* _DIRECTIONS FOR THIS TASK_
In the data below, how many lines contain the string "Security"? Give only the figure.

* _Source data_
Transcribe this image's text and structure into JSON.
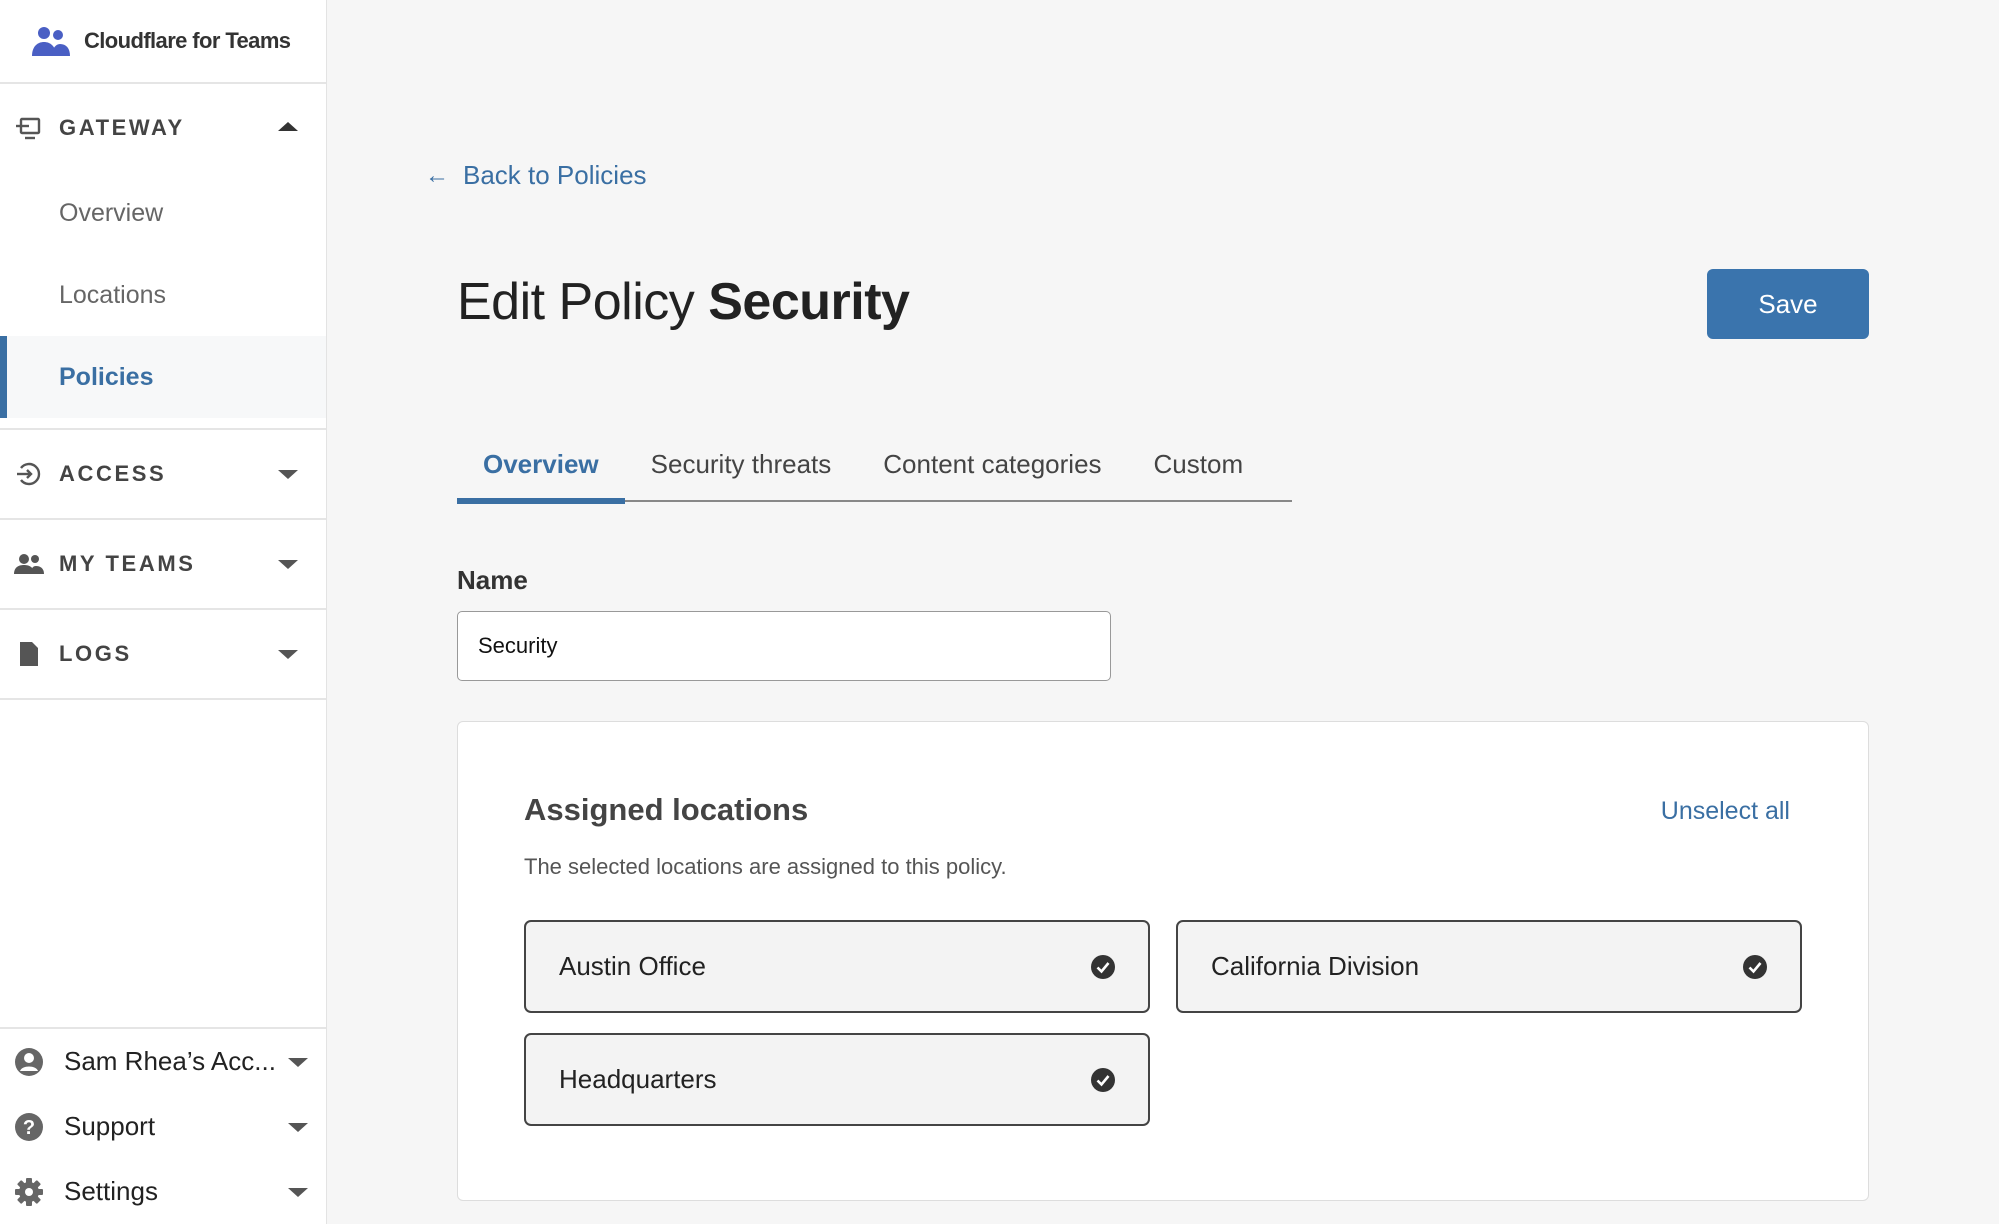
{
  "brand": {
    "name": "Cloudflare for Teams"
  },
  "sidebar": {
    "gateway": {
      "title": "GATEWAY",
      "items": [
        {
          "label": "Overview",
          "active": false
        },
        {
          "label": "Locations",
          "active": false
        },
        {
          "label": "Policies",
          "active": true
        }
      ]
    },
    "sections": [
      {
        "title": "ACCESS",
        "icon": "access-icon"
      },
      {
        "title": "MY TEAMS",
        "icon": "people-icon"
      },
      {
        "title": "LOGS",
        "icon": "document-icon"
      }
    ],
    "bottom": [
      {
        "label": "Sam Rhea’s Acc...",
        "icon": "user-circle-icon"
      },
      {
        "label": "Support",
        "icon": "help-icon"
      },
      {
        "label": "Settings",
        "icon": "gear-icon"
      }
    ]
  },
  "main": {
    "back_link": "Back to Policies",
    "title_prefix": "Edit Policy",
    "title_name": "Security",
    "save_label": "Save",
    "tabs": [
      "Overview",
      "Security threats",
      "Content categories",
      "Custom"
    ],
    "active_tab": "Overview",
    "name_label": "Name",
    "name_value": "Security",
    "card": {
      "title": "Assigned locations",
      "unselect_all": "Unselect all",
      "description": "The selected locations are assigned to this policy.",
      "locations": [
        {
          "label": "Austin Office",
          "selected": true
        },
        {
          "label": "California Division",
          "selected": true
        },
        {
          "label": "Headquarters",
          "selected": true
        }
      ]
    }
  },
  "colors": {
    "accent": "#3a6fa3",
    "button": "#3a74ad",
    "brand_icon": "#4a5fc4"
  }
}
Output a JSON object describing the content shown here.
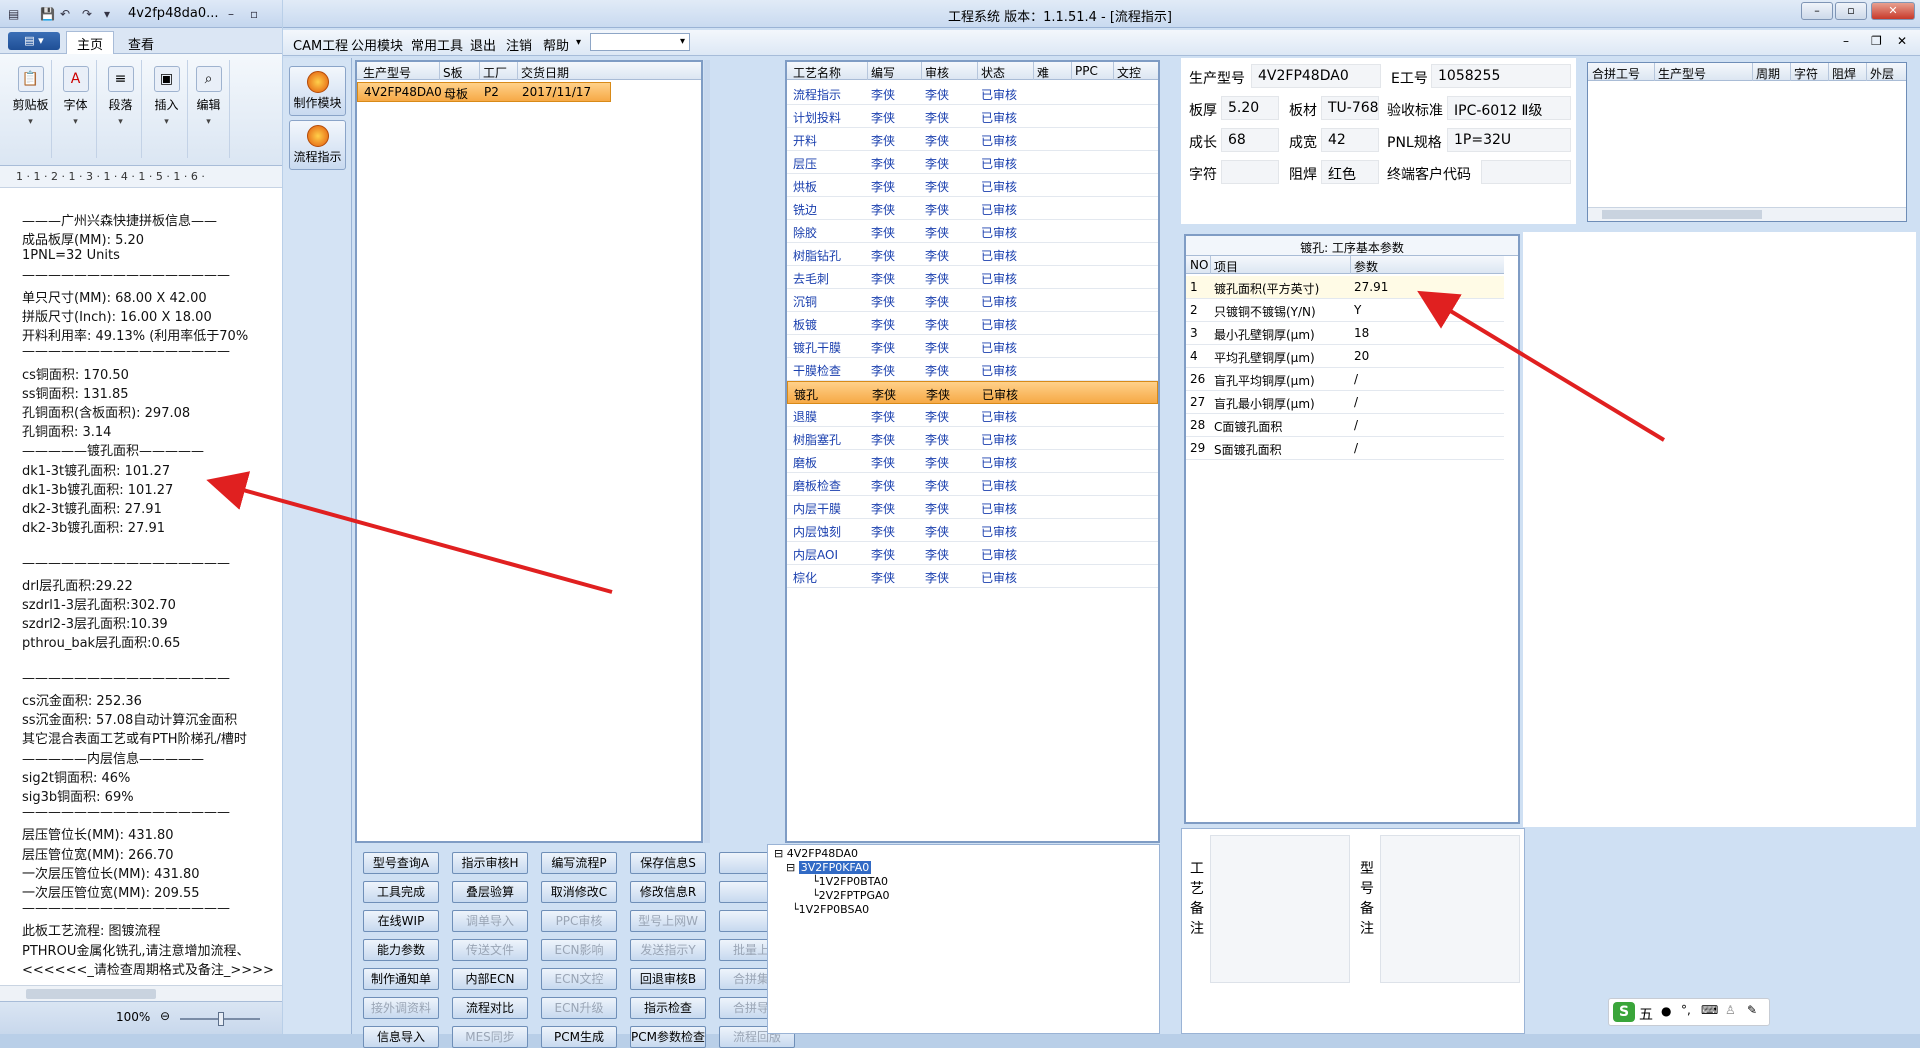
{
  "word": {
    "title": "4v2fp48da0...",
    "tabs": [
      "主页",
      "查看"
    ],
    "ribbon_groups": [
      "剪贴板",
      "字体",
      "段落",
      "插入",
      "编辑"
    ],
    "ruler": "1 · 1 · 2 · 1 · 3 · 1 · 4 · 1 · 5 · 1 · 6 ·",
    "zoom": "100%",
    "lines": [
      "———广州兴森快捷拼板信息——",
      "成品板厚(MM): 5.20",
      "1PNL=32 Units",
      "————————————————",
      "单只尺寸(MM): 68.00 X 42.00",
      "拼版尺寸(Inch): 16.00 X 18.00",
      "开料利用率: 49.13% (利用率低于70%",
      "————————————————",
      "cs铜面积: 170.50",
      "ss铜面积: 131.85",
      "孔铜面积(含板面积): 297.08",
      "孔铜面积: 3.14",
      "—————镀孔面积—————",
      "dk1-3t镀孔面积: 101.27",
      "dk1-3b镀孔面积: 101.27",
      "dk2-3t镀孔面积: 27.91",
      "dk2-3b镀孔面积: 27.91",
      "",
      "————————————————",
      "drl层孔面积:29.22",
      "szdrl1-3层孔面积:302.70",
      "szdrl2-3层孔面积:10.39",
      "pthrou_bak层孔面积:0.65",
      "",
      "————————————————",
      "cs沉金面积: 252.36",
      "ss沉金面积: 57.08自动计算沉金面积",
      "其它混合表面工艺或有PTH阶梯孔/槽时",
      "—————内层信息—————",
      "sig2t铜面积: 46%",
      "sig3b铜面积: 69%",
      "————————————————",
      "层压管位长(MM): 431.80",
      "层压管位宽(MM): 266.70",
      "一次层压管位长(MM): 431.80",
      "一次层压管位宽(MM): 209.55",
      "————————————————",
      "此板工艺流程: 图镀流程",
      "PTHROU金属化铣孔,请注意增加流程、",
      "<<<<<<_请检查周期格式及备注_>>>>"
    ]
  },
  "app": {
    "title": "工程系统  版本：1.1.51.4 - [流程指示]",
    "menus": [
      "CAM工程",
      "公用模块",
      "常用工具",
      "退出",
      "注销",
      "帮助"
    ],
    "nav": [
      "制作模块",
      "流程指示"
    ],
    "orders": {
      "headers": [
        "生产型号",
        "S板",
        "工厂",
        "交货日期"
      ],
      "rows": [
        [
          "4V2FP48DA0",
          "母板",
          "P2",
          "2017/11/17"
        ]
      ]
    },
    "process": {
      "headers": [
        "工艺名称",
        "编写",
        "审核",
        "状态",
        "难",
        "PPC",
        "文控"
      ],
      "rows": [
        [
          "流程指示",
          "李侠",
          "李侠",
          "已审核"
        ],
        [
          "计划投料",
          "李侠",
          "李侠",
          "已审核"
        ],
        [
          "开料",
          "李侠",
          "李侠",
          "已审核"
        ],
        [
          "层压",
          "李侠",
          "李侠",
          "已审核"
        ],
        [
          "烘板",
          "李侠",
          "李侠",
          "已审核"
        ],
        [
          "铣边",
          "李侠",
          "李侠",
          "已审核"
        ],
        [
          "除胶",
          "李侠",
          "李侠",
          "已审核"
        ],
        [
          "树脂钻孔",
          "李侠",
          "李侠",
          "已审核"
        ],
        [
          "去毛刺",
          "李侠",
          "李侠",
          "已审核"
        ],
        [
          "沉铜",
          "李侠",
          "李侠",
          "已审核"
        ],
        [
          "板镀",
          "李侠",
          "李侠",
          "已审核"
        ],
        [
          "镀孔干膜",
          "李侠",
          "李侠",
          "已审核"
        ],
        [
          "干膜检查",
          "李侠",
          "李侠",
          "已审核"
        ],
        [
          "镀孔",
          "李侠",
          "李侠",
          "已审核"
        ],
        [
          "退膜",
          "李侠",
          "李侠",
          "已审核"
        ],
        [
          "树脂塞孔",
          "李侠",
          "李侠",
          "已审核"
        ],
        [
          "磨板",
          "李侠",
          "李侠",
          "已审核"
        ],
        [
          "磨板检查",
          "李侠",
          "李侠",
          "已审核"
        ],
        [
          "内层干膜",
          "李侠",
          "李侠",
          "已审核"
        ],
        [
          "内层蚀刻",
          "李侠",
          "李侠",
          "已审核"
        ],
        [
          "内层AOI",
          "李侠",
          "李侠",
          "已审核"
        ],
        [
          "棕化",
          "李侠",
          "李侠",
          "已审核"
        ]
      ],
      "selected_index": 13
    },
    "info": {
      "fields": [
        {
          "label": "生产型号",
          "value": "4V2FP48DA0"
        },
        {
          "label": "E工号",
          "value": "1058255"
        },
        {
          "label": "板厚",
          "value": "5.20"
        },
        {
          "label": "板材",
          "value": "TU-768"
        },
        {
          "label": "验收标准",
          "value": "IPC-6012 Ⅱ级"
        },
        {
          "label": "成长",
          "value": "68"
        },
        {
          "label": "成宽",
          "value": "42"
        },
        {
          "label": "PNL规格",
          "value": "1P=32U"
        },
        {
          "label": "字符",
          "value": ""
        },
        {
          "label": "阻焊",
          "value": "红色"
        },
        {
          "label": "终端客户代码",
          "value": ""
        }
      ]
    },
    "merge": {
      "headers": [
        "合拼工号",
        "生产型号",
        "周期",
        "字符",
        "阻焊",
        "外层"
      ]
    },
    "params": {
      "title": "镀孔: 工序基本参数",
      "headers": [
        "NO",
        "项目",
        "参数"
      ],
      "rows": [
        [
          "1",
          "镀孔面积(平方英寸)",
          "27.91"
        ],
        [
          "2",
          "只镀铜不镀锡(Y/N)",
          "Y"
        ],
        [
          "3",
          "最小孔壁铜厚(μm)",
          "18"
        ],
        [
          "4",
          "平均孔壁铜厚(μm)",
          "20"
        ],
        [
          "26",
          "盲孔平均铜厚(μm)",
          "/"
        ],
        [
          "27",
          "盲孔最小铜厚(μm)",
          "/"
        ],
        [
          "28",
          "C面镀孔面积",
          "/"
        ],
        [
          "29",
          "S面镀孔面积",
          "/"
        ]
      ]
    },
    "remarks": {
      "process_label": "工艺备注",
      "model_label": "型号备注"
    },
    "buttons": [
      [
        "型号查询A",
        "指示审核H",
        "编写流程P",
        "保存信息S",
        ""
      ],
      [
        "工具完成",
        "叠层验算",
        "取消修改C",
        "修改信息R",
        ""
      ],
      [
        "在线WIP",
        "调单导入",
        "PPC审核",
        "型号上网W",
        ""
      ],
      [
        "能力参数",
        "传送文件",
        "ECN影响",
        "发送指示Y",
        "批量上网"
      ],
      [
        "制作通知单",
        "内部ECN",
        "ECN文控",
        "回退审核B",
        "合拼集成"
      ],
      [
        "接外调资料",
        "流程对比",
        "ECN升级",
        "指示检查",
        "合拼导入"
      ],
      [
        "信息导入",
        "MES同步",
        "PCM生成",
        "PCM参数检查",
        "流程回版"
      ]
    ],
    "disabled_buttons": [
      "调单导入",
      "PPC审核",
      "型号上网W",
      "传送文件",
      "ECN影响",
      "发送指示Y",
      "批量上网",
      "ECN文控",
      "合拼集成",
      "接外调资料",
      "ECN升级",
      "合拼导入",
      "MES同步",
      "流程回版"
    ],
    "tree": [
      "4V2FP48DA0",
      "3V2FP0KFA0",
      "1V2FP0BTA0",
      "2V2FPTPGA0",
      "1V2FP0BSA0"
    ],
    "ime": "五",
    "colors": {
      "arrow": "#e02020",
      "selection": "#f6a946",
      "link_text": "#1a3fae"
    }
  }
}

* _RESPONSE AREA_
3